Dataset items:
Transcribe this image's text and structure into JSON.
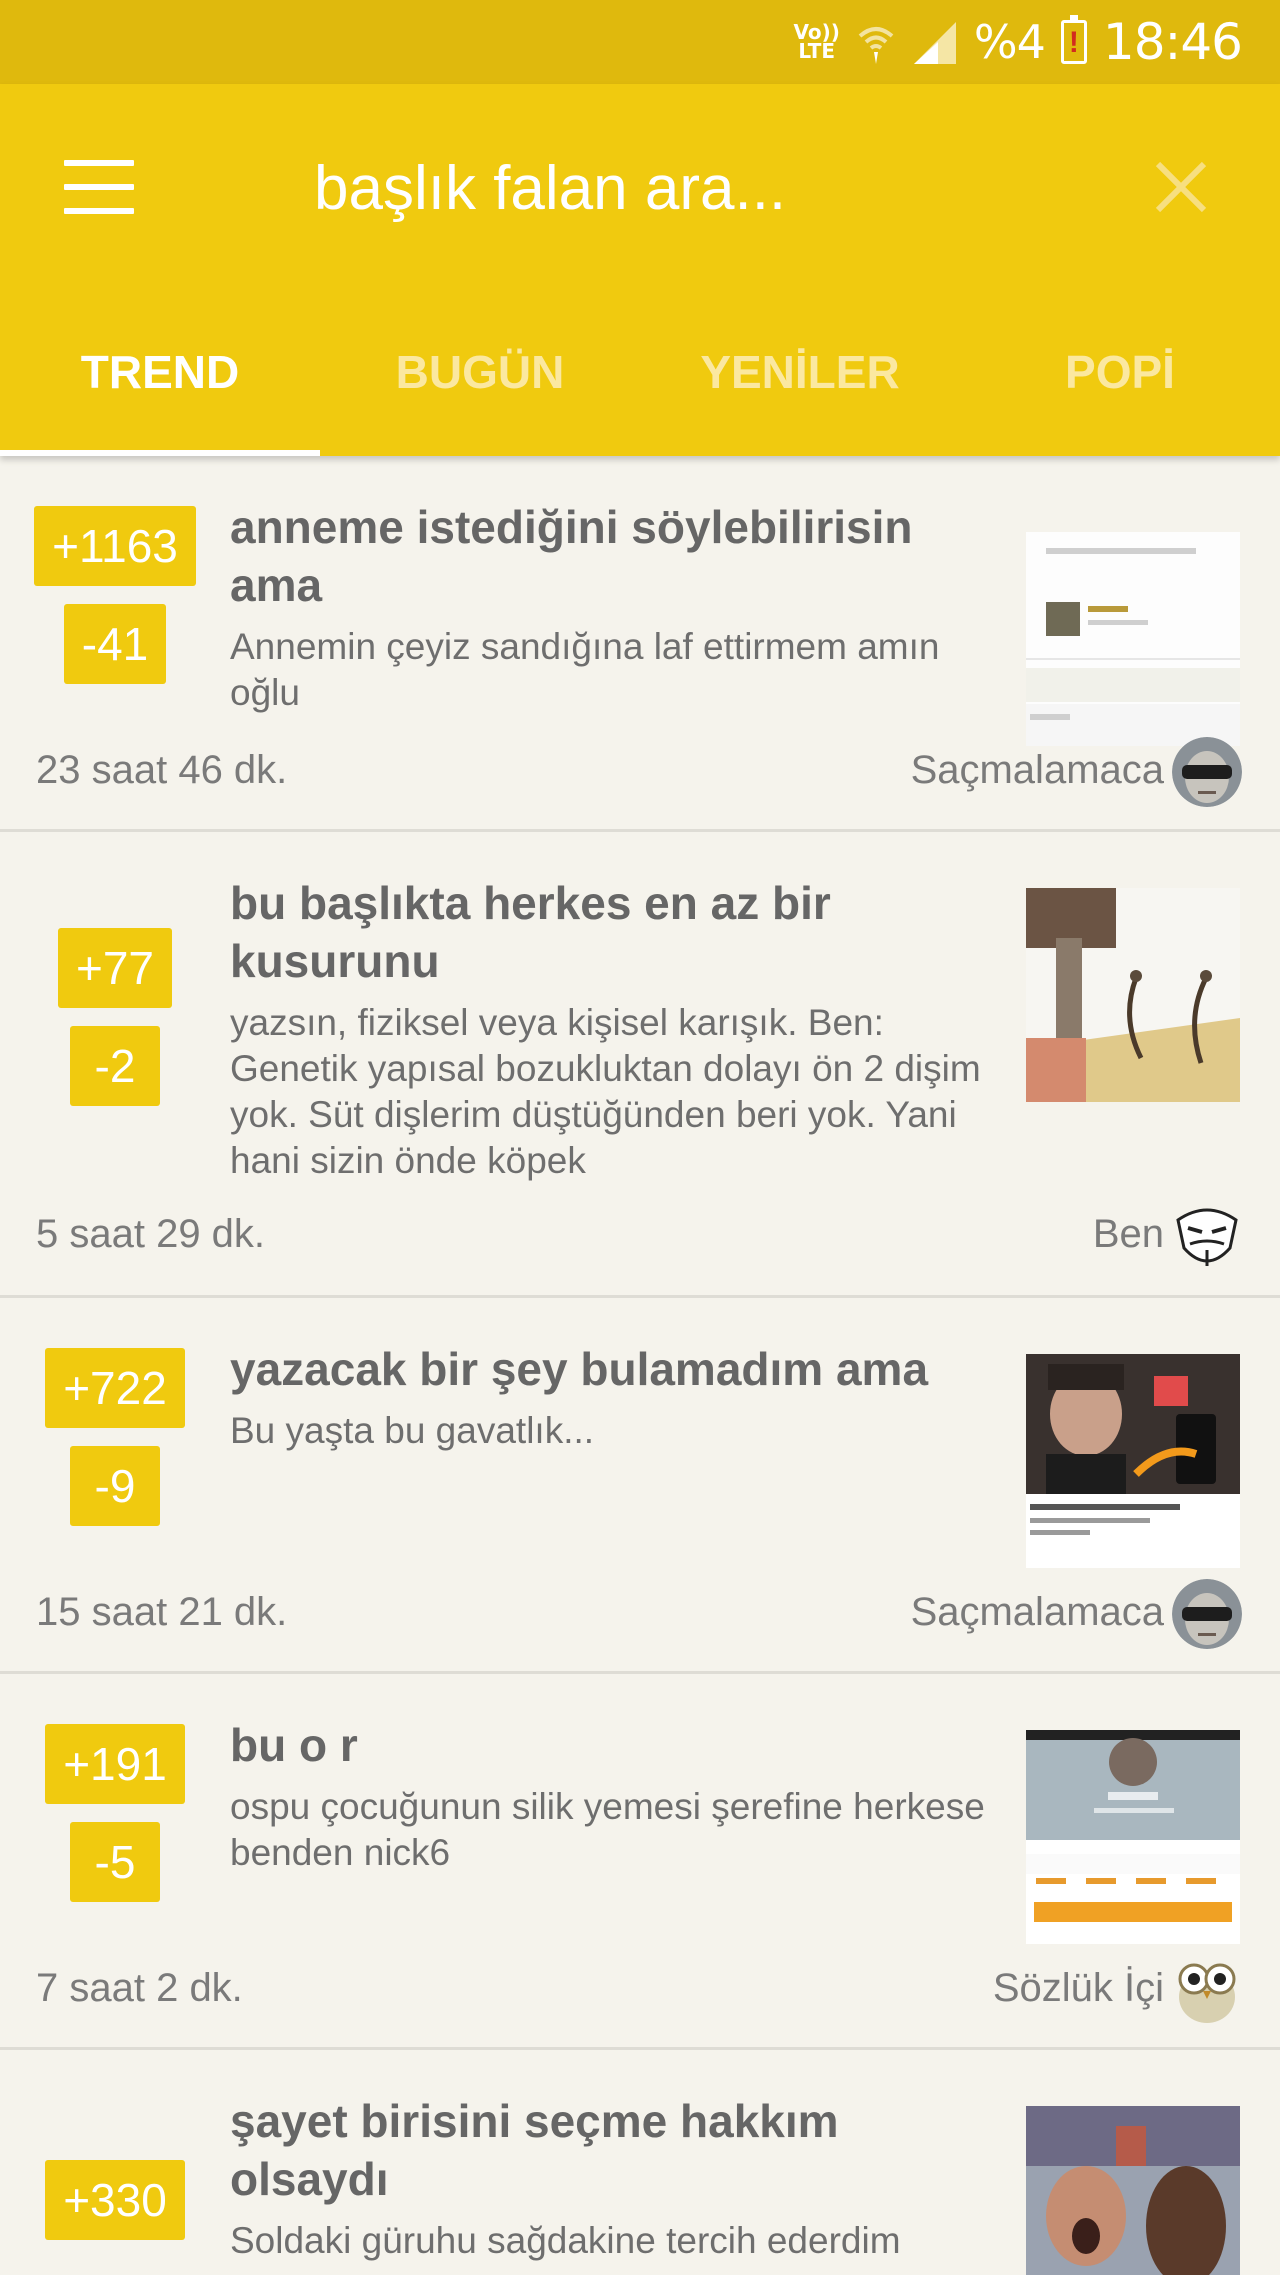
{
  "status_bar": {
    "network_label": "Vo)) LTE",
    "battery_percent": "%4",
    "battery_warning": "!",
    "time": "18:46"
  },
  "header": {
    "search_placeholder": "başlık falan ara...",
    "tabs": [
      {
        "label": "TREND",
        "active": true
      },
      {
        "label": "BUGÜN",
        "active": false
      },
      {
        "label": "YENİLER",
        "active": false
      },
      {
        "label": "POPİ",
        "active": false
      }
    ],
    "accent_color": "#f0ca0f"
  },
  "entries": [
    {
      "upvotes": "+1163",
      "downvotes": "-41",
      "title": "anneme istediğini söylebilirisin ama",
      "body": "Annemin çeyiz sandığına laf ettirmem amın oğlu",
      "time": "23 saat 46 dk.",
      "author": "Saçmalamaca",
      "avatar_icon": "sunglasses-face-avatar",
      "thumb_icon": "screenshot-thumbnail"
    },
    {
      "upvotes": "+77",
      "downvotes": "-2",
      "title": "bu başlıkta herkes en az bir kusurunu",
      "body": "yazsın, fiziksel veya kişisel karışık. Ben: Genetik yapısal bozukluktan dolayı ön 2 dişim yok. Süt dişlerim düştüğünden beri yok. Yani hani sizin önde köpek",
      "time": "5 saat 29 dk.",
      "author": "Ben",
      "avatar_icon": "mask-avatar",
      "thumb_icon": "hammer-nails-thumbnail"
    },
    {
      "upvotes": "+722",
      "downvotes": "-9",
      "title": "yazacak bir şey bulamadım ama",
      "body": "Bu yaşta bu gavatlık...",
      "time": "15 saat 21 dk.",
      "author": "Saçmalamaca",
      "avatar_icon": "sunglasses-face-avatar",
      "thumb_icon": "video-thumbnail"
    },
    {
      "upvotes": "+191",
      "downvotes": "-5",
      "title": "bu o r",
      "body": "ospu çocuğunun silik yemesi şerefine herkese benden nick6",
      "time": "7 saat 2 dk.",
      "author": "Sözlük İçi",
      "avatar_icon": "owl-avatar",
      "thumb_icon": "profile-screenshot-thumbnail"
    },
    {
      "upvotes": "+330",
      "downvotes": "",
      "title": "şayet birisini seçme hakkım olsaydı",
      "body": "Soldaki güruhu sağdakine tercih ederdim",
      "time": "",
      "author": "",
      "avatar_icon": "",
      "thumb_icon": "crowd-photo-thumbnail"
    }
  ]
}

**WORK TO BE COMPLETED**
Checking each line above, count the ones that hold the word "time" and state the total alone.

**EXERCISE SOLUTION**
6